One would think that, within a month of the US finally withdrawing its troops (leaving behind a vast mercenary force) from the nearly nine year nightmare in Iraq that was launched on the basis of evidence-free accusations, and only days after President Obama signed into permanency his ability to detain citizens forever without providing a shred of evidence, the Washington Post would refrain from giving Joby Warrick a chance to yammer again from the basis of unsupportable allegations that Iran is actively pursuing nuclear weapons. But this is the Post we’re talking about, and the same bill that gave Obama indefinite detention powers also tightened the screws on Iran, so it was necessary to bring Warrick out to put forth the latest transcribed version of US spin.

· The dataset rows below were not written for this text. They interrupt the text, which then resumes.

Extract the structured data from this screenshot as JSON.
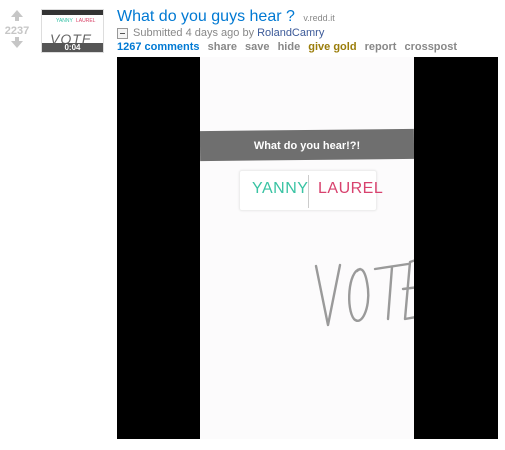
{
  "post": {
    "score": "2237",
    "title": "What do you guys hear ?",
    "domain": "v.redd.it",
    "submitted_prefix": "Submitted 4 days ago by",
    "author": "RolandCamry"
  },
  "thumbnail": {
    "duration": "0:04"
  },
  "buttons": {
    "comments": "1267 comments",
    "share": "share",
    "save": "save",
    "hide": "hide",
    "give_gold": "give gold",
    "report": "report",
    "crosspost": "crosspost"
  },
  "video": {
    "banner": "What do you hear!?!",
    "option_a": "YANNY",
    "option_b": "LAUREL",
    "handwritten": "VOTE"
  },
  "colors": {
    "link": "#0079d3",
    "gold": "#9a7d0a",
    "yanny": "#39c3a3",
    "laurel": "#d8426e"
  }
}
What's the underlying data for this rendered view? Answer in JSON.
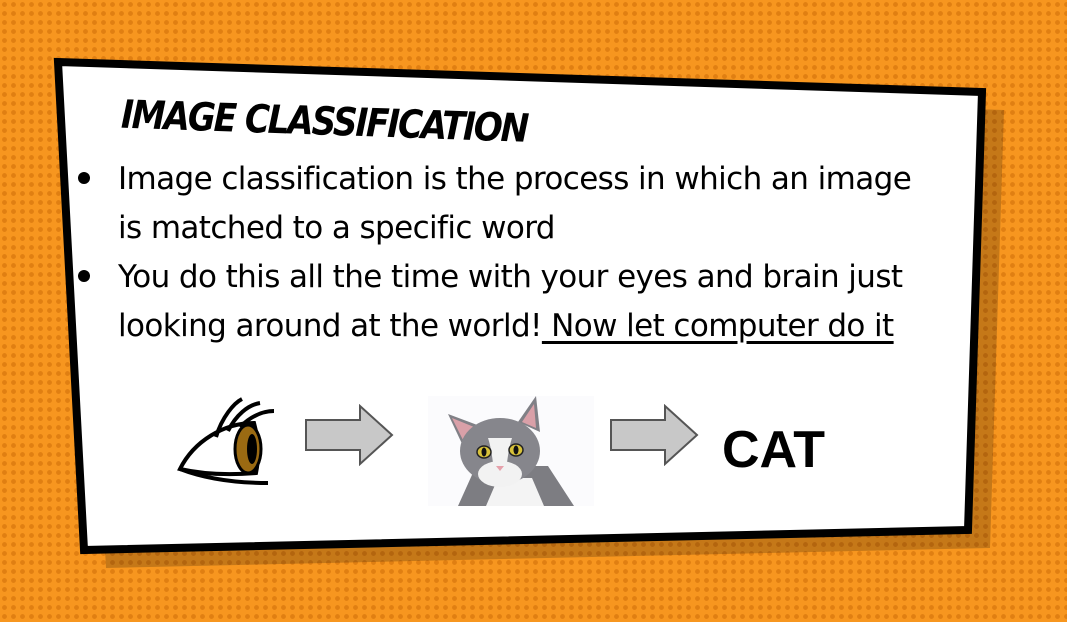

Warrick’s piece, at the time of this writing, is occupying the most prominent position on the home page of the Post’s website, where it has the teaser headline “Iran fears worst as West steps up pressure”. Clicking through to the article gives the headline “As currency crisis and feud with West deepen, Iranians brace for war”. The overall spin that the US is projecting through this transcription is that both the Iranian government and Iranian citizens are feeling the almighty power of the US sanctions and that they are in a state of depressed resignation to the inevitability of war, while the US government is seeing that its brilliant moves are paying off and we just might not need to proceed to the point of an overt attack. I guess that is the upside of moving forward with public sanctions (and covert actions that already constitute a full-on war) based on manufactured evidence: it is also possible to manufacture evidence that allows us to declare victory and (hopefully) move on.
There is, of course, a flip side to that same argument. As commenter Dan succinctly put it in my post from yesterday where we were discussing the risk of all-out war stemming from the US sanctions:
All this risk to punish a country for something no one has proven it has done.
With that as background, here is how the Post article opens:
TEHRAN — At a time when U.S. officials are increasingly confident that economic and political pressure alone may succeed in curbing Iran’s nuclear ambitions, the mood here has turned bleak and belligerent as Iranians prepare grimly for a period of prolonged hardship and, they fear, war.
A bit further along, we get the US gloating on its “successful” approach:
The sense of impending confrontation is not shared in Washington and other Western capitals, where government officials and analysts expressed cautious satisfaction that their policies are working. Read more →